Skip to main content

10-02-2011 | Mental health | Article

BD II patients exhibit distinct cognitive deficits


Free abstract

MedWire News: Patients with bipolar II disorder (BD II) exhibit cognitive deficits in working and verbal memory, and inhibitory control, results from a review and meta-analysis of published studies suggest.

Writing in the journal Psychological Medicine, Eduard Vieta (University Clinic Hospital of Barcelona, Spain) and team explain: "There is evidence that BD is associated with significant neurocognitive deficits."

However, they add that most studies on neurocognitive deficits in BD have been conducted in BD I patients, with only a few conducted in BD II patients.

To investigate whether BD II patients also show evidence of neurocognitive deficits, and the nature of such deficits, the team searched the literature for relevant studies published between 1980 and 2009.

In total, 15 studies involving nearly 400 adult patients with BD II met criteria for inclusion in the final review.

Most of the studies detected cognitive impairments in BD II patients, the researchers report.

Analysis of the pooled results revealed that, overall, the main cognitive deficits in BD II patients were in working memory and some executive functions, particularly inhibitory control.

Furthermore, around half the studies reported impairments in verbal memory among BD II patients.

However, the team notes that there were significant inconsistencies in the findings, and "methodological differences exist regarding comparative groups, such as heterogeneity of samples or inclusion of different mood states of the illness, for instance, making it difficult to draw conclusions."

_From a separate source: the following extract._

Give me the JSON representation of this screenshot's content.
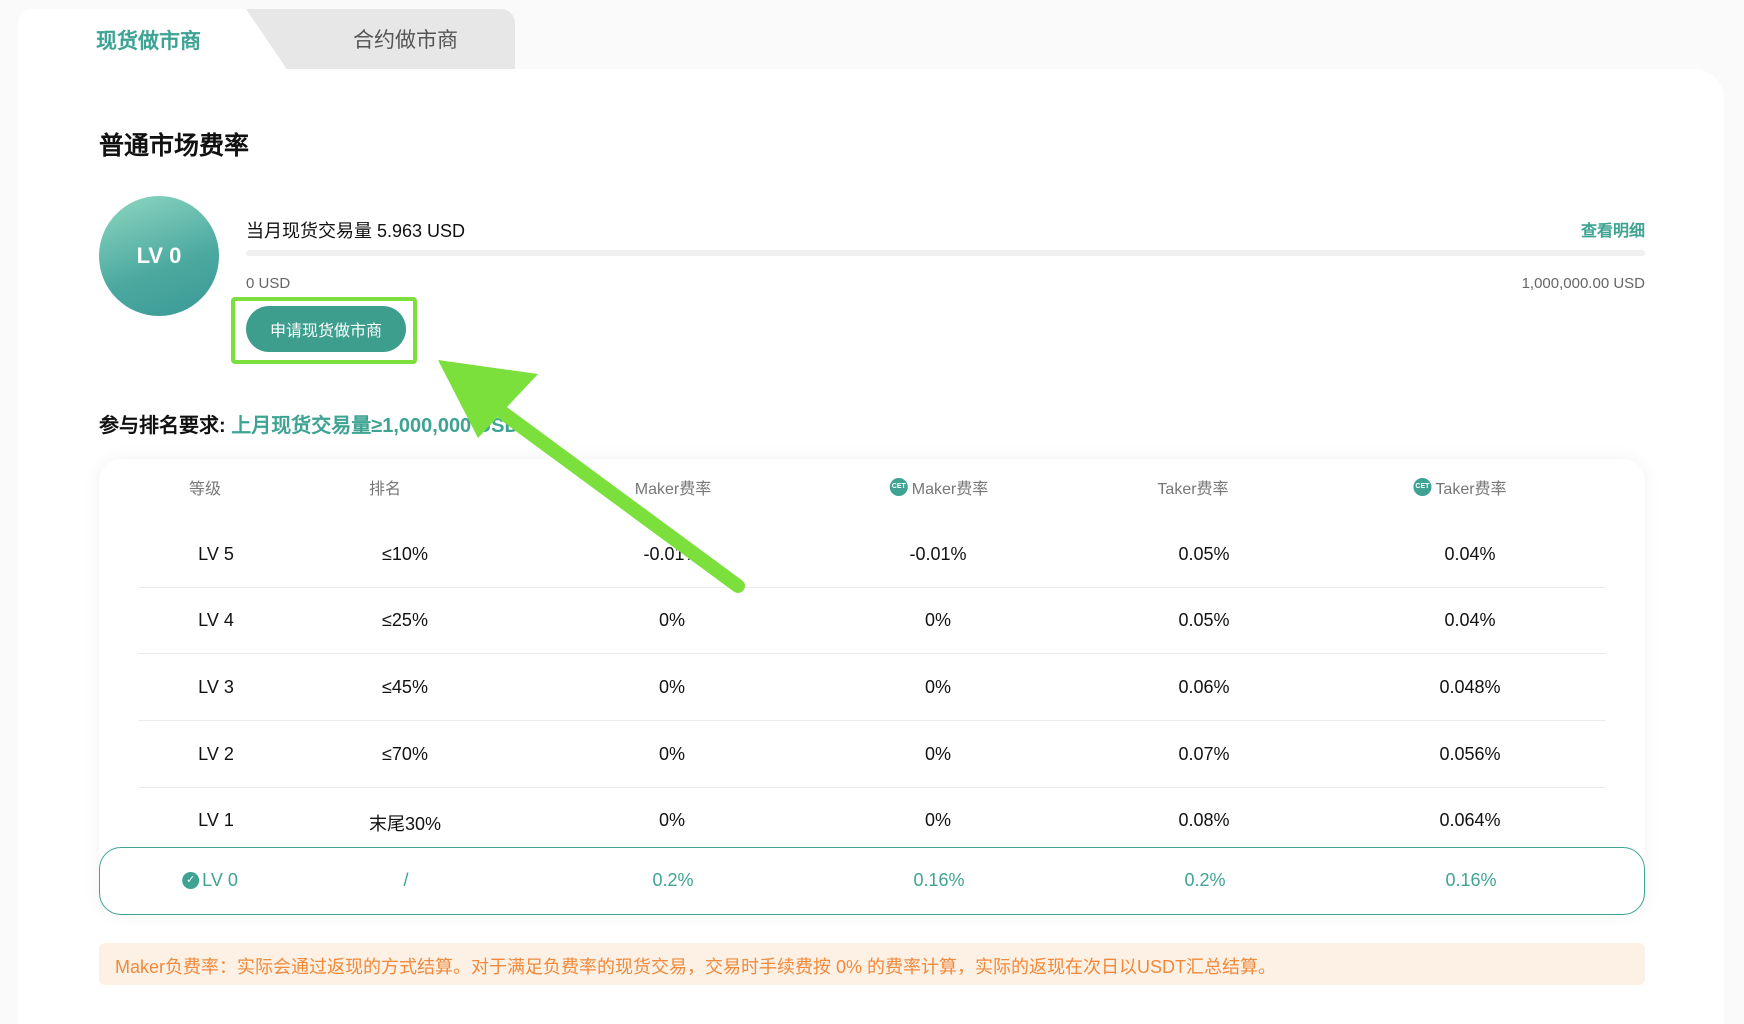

Nevertheless, they comment that "though still not clearly established… deficits in BD II subjects were identified mainly in the areas of working memory, inhibitory control, and verbal memory as well."

They add that identifying differences in cognitive abilities between BD II and BD I patients may help in the design of "specific programmes aiming to treat prevailing cognitive dysfunctions for each subtype."

MedWire ( is an independent clinical news service provided by Current Medicine Group, a trading division of Springer Healthcare Limited. © Springer Healthcare Ltd; 2011

By Mark Cowen

Related topics